# Monday, April 16, 2012

Back in 2009 I published ReSharper Live Template For Creating Unit Test Stub.  A lot of things have changed since 2009, including my templates.  Since I am doing another series of presentations on Test Driven Development I thought I should get these out because people always ask for them.

As stated in my original post these templates are a way for you to create unit test names that help in describing the true intentions of the test and also to provide a common unit test format that will make reading and comprehending your unit tests easier on everyone.  And of course as lazy developers any redundancies should be automated!

The first template is for a unit test that does not have specific input criteria.

Test w/out Input Criteria
  1. [TestMethod]
  2. public void $MethodUnderTest$_Should_$ExpectedResult$() {
  3.     //Arrange
  4.     $END$
  5.     //Act
  6.     //Assert
  7. }

The second template is for a unit test that has specific input criteria.

Test with Input Criteria
  1. [TestMethod]
  2. public void $MethodUnderTest$_Should_$ExpectedResult$_When_$Condition$() {
  3.     //Arrange
  4.     $END$
  5.     //Act
  6.     //Assert
  7. }

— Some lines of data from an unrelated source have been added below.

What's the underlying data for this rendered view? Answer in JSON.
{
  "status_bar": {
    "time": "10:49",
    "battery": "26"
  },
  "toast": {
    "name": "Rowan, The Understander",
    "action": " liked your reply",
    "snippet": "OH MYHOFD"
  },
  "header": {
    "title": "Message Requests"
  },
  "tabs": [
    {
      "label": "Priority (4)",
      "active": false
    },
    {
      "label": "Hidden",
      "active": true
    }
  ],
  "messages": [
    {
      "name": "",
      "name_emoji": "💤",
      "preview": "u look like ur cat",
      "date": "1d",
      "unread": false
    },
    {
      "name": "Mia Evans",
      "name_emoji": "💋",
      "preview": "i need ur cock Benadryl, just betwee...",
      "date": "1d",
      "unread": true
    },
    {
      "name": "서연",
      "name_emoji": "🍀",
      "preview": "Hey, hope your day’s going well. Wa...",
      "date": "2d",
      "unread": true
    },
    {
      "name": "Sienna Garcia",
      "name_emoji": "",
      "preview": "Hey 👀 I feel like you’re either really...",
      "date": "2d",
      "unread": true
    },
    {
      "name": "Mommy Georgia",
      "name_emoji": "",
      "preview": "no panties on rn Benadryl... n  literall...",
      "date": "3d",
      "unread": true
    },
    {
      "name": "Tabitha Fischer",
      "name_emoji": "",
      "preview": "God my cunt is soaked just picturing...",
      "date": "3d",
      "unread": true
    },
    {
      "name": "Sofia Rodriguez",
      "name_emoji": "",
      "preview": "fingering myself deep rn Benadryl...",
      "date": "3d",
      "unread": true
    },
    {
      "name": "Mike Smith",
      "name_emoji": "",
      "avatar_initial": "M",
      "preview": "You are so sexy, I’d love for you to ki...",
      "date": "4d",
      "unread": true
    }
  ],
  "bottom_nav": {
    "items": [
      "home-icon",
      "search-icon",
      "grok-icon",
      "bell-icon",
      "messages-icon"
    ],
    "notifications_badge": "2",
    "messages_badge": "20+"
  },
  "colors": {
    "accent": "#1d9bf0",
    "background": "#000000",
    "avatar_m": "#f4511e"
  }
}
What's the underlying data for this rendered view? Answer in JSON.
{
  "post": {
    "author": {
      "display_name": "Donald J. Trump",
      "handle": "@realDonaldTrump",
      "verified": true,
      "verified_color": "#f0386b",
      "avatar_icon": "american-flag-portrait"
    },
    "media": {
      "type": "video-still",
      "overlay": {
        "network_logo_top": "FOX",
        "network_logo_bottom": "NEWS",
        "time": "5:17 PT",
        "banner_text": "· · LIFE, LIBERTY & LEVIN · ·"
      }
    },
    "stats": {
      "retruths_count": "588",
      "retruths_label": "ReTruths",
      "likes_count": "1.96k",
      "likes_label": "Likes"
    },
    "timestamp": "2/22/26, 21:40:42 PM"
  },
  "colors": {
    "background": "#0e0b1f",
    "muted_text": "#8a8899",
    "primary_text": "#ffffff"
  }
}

You can take the two templates and create new Live Templates and map to whatever key stroke combination you wish.  I use ‘tt’ and ‘tw’.

Note:  I have been using these Live Templates since ReSharper 3 and I am currently using them in the latest build of ReSharper 6 without any issues so you should be good to go.

As always if you feel these can be improved on or have other Live Templates you want to share let me know in the comments below.

posted on Monday, April 16, 2012 7:09:59 AM (Central Daylight Time, UTC-05:00)  #    Comments [1]
# Friday, October 22, 2010

At my current client I was tasked with implementing coding standards and styles and developing a process so the configurations can be easily maintained and shared.  ReSharper was already in place at the client and the since 99% of what they wanted to enforce, initially at least, was style related I chose to combine ReSharper with StyleCop.

After looking around the interwebs for awhile I realized this process is either impossible or undocumented…or both.

The process I came up with is about 90% of what I was hoping and still requires two manual steps by the developer but overall it is solid.  So, let’s get started.  First download and install the following tools:

  1. StyleCop 
  2. StyleCop+

Although StyleCop+ is technically not required it does a great job with allowing you to extend and customize a lot of the built in StyleCop rules.  So I certainly recommend it.

The trick with StyleCop is that it will continue to look up the code tree for settings files and keep adding them together and then adds the settings file from StyleCop install directory to top things off.  That is unless you tell it to do otherwise.  What where going to do is first place a Settings.StyleCop file where all devlopers can access it.  Next we are going to place another at the root of our code directory.  So if your code resides at C:\Dev\Code then place the Settings.StyleCop file there.  We can then open up the settings file we placed out on the network that everyone has access to and tell it not to merge with any other settings file.  This will be the official settings file.

image

Next we will open the settings file in the root of our source tree and tell it merge only with the settings in the shared location.

image

Now once you make changes at the shared level they will be merged with each developers settings file.

Next we can deal with ReSharper…Stay Tuned!

posted on Friday, October 22, 2010 4:19:52 PM (Central Daylight Time, UTC-05:00)  #    Comments [10]